The Business and Planning Bill 2020 was presented to the House of Commons on 25 June 2020. Amongst other things it contains the following key provisions in relation to planning and the government aims it to pass into law by 4 July:
- Construction Working Hours
Introduction of a fast track applicaiton process to vary the hours of construction on an approved scheme where they are restricted by condition. The local planning authority has 14 days to determine the application - they can refuse but only in exceptional circumstances. If there has been no determination within 14 days, the change as applied for is deemed to be approved. The change in construction hours is temporary until 1 April 2021 in all cases. This provision is not available for householder development. Further guidance can be found here: https://www.gov.uk/government/publications/construction-working-hours-draft-guidance
- Extending the life of planning permissions and listed building consent.
Where permissions have expired or are due to expire between 23 March 2020 and 31 December 2020, then the applicant is entitled to appy to the local authority to extend the life of the permission until 1 April 2021. It is intended to allow more time to commence development that has already received permission, to ensure building works aren't permanently delayed as a result of the pandemic.
The Government made a series of announcements on 13 May in relation to planning and Coronavirus: https://www.gov.uk/guidance/coronavirus-covid-19-planning-update.
Temporary regulations for the publicity arrangements for planning applications, listed building consent applications and development with Environmental Impact Assessments.
New temporary regulations and guidance were introduced on 14 May 2020 and will be in effect until 31 December 2020 - recently extended until 31 December 2021: https://www.gov.uk/guidance/consultation-and-pre-decision-matters#covid19
Essentially, these regulations allow Local Planning Authorities to take ‘other reasonable steps’ to publicise applications if the specific requirements for site notices, newspaper advertisements, neighbour notifications or deposit of hard copy documents cannot be fulfilled for reasons relating to the pandemic. The guidance accompanying the regulations suggests for example, the use of social media and other electronic communication.
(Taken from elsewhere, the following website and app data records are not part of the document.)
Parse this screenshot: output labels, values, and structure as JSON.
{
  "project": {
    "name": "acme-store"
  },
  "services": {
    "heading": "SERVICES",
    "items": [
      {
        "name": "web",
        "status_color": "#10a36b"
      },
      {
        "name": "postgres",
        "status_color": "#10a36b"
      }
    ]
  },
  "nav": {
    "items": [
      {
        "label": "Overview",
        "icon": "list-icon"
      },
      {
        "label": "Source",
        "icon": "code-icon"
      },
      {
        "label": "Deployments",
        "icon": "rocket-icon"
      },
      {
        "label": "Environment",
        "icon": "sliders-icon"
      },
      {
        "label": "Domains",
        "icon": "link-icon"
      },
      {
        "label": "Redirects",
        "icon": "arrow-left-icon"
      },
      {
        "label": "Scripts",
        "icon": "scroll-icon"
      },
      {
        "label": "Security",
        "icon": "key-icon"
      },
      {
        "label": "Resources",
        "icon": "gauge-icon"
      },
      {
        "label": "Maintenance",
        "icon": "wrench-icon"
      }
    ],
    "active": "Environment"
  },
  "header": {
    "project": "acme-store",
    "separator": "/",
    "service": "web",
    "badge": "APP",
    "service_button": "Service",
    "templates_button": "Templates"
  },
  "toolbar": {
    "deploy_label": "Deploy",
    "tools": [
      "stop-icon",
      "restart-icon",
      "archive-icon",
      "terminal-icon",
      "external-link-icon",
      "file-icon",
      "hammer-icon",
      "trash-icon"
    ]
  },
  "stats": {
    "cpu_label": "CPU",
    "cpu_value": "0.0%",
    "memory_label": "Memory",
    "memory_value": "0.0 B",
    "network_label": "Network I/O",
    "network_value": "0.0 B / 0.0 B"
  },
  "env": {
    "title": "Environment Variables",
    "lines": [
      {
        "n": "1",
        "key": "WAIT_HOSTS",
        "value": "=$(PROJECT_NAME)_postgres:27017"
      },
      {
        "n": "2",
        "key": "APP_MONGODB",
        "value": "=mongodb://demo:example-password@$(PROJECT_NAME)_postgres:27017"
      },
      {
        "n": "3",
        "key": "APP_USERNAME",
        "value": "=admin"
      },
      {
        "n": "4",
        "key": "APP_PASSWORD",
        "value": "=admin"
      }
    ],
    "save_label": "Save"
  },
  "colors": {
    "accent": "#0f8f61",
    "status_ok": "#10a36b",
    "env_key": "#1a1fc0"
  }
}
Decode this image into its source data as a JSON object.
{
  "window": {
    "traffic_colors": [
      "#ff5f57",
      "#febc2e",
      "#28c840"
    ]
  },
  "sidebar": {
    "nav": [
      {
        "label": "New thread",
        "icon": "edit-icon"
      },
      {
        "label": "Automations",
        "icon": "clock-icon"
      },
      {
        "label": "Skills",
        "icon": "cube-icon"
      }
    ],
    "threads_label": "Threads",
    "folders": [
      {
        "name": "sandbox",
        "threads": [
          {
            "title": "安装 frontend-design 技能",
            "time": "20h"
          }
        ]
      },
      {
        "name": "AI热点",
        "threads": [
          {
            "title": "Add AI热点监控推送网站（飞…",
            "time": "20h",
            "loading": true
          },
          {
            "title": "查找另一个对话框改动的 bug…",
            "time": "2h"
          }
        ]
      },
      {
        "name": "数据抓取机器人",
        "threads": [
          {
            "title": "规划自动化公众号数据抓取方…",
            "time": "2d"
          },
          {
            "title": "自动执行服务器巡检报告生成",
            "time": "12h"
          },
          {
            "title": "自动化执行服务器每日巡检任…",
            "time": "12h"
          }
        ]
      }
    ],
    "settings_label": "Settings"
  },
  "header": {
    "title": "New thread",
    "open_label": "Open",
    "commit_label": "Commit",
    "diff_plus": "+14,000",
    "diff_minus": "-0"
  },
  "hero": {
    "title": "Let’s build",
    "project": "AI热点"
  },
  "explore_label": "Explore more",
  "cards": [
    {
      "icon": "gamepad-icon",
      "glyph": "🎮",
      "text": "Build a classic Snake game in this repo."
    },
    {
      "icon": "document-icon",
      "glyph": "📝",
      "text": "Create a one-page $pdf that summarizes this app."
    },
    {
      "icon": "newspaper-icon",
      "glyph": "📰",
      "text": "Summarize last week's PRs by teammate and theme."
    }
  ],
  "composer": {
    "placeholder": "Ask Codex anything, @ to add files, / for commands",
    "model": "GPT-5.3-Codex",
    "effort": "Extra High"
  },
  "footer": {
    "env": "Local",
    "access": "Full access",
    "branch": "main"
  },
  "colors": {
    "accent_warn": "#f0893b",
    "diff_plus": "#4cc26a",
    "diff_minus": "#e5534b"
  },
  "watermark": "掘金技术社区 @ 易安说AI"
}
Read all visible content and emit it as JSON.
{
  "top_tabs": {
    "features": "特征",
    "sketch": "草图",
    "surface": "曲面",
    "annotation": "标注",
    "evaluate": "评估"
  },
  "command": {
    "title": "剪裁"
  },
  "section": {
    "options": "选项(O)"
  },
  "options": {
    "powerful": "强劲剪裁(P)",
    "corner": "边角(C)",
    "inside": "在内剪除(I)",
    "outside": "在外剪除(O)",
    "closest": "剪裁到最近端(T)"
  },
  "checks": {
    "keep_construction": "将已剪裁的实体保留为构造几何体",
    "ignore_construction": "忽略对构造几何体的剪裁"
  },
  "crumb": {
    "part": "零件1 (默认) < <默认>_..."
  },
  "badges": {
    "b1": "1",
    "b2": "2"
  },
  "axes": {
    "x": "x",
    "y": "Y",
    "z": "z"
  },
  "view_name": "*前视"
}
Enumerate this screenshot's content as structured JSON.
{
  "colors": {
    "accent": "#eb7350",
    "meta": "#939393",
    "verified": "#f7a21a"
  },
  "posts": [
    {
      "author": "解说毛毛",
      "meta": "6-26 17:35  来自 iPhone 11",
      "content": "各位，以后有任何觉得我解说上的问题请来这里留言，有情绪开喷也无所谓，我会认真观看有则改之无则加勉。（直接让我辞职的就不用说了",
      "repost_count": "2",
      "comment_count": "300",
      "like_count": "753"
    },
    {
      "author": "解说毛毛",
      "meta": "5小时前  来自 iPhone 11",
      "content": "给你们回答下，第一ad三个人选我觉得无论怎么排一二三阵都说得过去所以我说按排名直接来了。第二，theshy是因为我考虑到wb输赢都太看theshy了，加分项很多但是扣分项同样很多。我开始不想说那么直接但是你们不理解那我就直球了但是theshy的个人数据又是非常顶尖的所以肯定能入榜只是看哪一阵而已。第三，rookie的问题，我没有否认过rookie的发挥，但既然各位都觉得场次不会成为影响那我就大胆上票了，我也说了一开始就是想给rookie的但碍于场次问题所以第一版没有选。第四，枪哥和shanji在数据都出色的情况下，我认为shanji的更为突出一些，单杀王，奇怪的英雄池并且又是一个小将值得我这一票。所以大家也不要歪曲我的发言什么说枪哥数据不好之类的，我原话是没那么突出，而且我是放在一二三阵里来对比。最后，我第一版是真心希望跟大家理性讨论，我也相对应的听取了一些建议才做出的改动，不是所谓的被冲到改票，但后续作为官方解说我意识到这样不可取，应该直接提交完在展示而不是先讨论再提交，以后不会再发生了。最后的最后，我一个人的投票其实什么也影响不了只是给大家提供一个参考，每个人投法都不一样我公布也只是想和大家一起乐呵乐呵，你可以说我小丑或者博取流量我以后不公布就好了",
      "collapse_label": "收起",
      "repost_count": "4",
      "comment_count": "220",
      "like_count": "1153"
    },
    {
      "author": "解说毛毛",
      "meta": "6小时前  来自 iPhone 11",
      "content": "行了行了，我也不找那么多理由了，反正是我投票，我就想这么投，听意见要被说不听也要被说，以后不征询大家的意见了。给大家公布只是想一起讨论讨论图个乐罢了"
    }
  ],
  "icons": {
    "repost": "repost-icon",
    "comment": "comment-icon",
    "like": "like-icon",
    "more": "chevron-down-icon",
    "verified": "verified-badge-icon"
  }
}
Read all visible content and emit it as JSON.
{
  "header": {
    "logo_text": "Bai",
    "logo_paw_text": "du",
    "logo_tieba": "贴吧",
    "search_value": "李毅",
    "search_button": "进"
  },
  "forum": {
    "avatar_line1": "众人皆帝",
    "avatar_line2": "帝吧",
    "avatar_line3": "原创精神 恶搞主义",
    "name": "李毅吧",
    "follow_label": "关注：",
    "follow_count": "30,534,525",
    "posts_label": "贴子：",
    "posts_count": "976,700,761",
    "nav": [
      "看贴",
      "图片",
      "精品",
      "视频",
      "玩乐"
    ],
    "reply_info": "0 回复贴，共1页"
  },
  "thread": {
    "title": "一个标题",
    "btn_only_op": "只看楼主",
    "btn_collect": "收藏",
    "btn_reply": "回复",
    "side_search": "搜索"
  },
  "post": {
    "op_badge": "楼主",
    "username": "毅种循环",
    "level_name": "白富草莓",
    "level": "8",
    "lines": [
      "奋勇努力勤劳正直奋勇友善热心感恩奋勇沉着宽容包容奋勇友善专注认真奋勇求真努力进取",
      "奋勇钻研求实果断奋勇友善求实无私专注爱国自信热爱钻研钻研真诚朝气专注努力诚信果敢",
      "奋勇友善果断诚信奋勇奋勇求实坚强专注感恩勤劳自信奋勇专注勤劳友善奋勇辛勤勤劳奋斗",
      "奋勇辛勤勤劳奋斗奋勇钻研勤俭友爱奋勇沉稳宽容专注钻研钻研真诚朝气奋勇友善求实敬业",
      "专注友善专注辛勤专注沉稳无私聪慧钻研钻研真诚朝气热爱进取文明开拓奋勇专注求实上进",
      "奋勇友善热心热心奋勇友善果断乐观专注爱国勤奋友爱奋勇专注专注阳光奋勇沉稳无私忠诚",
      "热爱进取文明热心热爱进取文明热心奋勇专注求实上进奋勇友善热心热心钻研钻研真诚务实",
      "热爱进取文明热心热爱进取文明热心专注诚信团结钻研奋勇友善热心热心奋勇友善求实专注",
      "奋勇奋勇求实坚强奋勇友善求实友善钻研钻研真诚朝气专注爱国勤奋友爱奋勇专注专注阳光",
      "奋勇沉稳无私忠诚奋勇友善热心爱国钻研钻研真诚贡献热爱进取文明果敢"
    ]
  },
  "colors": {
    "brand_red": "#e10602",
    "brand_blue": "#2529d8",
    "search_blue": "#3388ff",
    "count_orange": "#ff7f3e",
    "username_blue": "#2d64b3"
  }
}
It also highlights that planning authorities will also wish to consider non-electronic means of communication such as publishing notices in community newsletters, use of local radio and use of community noticeboards.
Planning Practice guidance on plan making has been updated to explain how Local Authorities can review and update their Statements of Community Involvement so that plan making can continue: https://www.gov.uk/guidance/plan-making?utm_source=5b235a27-ad78-4a8d-af75-1e81bf0c9cd7&utm_medium=email&utm_campaign=govuk-notifications&utm_content=immediate#covid19%C2%A0
MHCLG have issued guidance on Neighbourhood Planning during the pandemic. Whilst no referendums can take place until 6 May 2021, current Planning Practice Guidance has been amended to set out that Neighbourhood Plans awaiting a referendum can be given ‘significant weight’ in decision making. The guidance note can be found here:
Additional up to date advice on neighbourhood planning can be found on the Locality website: https://neighbourhoodplanning.org/
In the ministerial statement on 13 May 2020 the advice is as follows: Site visits, whether conducted by local authorities, planning inspectors or statutory consultees, are an important part of the process of considering development proposals and plans. Where site visits are required or necessary, they should be undertaken in line with the Government’s guidance on social distancing and safety requirements.
Hours of work on construction sites
The government has made it clear that it would like to see construction sites operating flexible hours, which may be outside those stipulated in planning conditions attached to planning permissions. LPAs are encouraged to use discretion to not enforce against short term changes. Longer term changes may require applications to amend conditions and the advice from government is that requests to work up to 9pm Monday to Saturday should not be refused unless there are compelling reasons to do so (such reasons could include, for example, a significant impact on neighbouring uses that are particularly noise sensitive such as care homes). https://www.gov.uk/guidance/coronavirus-covid-19-construction-update-qa
Updated 12 January 2021